07-01-2018, 01:08 PM
 actsci123451 SOA Join Date: Feb 2018 Posts: 8
Decreasing annuity problem

Francois purchases a 10-year annuity-immediate with annual payments of 10X.

Jacques purchases a 10-year decreasing annuity-immediate which also makes annual payments. The payment at the end of year 1 is equal to 50. At the end of year 2, and at the end of each year through year 10, each subsequent payment is reduced over what was paid in the previous year by an amount equal to X.

At an annual effective interest rate of 7.072%, both annuities have the same present value.

Calculate X, where X < 5.

Can someone please explain why you can't use the decreasing annuity formula ( [n- a-angle-n] /i ) to solve this?
I did 10X a-angle-10 = X(Da)-angle-10 at 7.072%

And when in general can you use the decreasing annuity formula and when can you not?
#2
07-01-2018, 01:23 PM
 Academic Actuary Member Join Date: Sep 2009 Posts: 7,795

The payments under the stated decreasing annuity, are 50, 50-X, .........., 50 -9X, while to use the standard decreasing annuity formula X would have to be 5. Use the more general P,Q formula with P = 50 and Q = -5.
#3
07-01-2018, 03:18 PM
 actsci123451 SOA Join Date: Feb 2018 Posts: 8

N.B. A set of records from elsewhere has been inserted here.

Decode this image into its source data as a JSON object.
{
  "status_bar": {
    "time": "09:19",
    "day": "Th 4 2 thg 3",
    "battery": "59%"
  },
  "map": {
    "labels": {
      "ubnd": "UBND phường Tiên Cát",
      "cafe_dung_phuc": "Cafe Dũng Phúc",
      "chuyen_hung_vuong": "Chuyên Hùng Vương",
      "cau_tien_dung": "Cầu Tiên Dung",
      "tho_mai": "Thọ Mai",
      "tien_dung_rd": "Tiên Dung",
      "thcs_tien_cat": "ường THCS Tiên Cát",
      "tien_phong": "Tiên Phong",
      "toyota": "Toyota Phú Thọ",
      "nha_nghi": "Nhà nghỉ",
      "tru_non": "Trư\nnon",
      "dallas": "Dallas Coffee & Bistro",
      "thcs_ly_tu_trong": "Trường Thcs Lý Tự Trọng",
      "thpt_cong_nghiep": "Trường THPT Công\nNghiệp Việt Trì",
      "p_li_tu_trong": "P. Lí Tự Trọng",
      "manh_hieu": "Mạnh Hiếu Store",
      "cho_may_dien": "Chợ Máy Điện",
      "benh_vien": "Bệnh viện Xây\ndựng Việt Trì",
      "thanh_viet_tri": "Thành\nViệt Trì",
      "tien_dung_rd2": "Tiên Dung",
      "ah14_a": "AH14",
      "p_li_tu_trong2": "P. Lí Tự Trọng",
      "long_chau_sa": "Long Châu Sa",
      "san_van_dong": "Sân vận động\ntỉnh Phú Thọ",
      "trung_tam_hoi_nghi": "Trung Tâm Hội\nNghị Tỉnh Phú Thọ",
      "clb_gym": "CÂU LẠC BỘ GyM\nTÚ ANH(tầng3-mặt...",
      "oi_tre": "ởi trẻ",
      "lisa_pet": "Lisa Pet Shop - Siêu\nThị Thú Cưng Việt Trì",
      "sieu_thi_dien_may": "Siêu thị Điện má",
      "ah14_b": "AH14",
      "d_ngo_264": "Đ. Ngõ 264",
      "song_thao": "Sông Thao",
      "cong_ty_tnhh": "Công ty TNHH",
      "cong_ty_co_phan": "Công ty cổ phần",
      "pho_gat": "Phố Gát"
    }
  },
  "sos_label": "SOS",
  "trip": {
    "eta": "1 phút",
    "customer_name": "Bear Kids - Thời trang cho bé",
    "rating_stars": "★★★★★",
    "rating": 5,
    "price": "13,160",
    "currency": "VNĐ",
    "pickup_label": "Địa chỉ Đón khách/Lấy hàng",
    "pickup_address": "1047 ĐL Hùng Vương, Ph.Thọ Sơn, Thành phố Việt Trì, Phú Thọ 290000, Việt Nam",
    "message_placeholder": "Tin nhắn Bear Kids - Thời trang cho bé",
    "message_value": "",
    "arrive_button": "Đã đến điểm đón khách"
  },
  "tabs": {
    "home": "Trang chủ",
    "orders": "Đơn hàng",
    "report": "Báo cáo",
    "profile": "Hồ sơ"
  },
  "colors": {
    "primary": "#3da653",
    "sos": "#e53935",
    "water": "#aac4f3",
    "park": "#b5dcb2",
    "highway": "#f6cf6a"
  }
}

Thanks for the reply. So you can only use the DA formula when the payments decrease by a constant amount?
But aren't the payments here decreasing by a constant amount, X, each year? Im still not understanding why I can't do X (Da)angle n.
#4
07-01-2018, 03:56 PM
 Academic Actuary Member Join Date: Sep 2009 Posts: 7,795

Quote:
 Originally Posted by actsci123451 Thanks for the reply. So you can only use the DA formula when the payments decrease by a constant amount? But aren't the payments here decreasing by a constant amount, X, each year? Im still not understanding why I can't do X (Da)angle n.
the Da formula without a leading coefficient is the pattern n, n-1, n-2,...,1. This can be scaled with a multiple. You are really better off never using the Da, and Ia formulas and just using the P,Q formula. Da angle n is P = n, Q=-1. The P,Q formula can be adapted to any arithmetic sequence and any number of payments..
#5
07-01-2018, 05:54 PM
 actsci123451 SOA Join Date: Feb 2018 Posts: 8

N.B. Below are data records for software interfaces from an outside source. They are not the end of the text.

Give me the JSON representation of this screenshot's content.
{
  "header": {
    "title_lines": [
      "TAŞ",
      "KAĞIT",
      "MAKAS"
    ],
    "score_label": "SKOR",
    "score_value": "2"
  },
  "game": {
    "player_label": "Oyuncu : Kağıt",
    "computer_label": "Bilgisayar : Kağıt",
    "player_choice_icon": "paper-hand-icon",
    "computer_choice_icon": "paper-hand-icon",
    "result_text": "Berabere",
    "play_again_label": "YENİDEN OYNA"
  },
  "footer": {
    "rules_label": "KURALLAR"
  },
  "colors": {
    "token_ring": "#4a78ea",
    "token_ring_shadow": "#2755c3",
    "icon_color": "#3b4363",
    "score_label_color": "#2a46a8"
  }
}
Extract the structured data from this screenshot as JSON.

I see, so you can only use DA when in the form n, n-1, ...1. Thanks!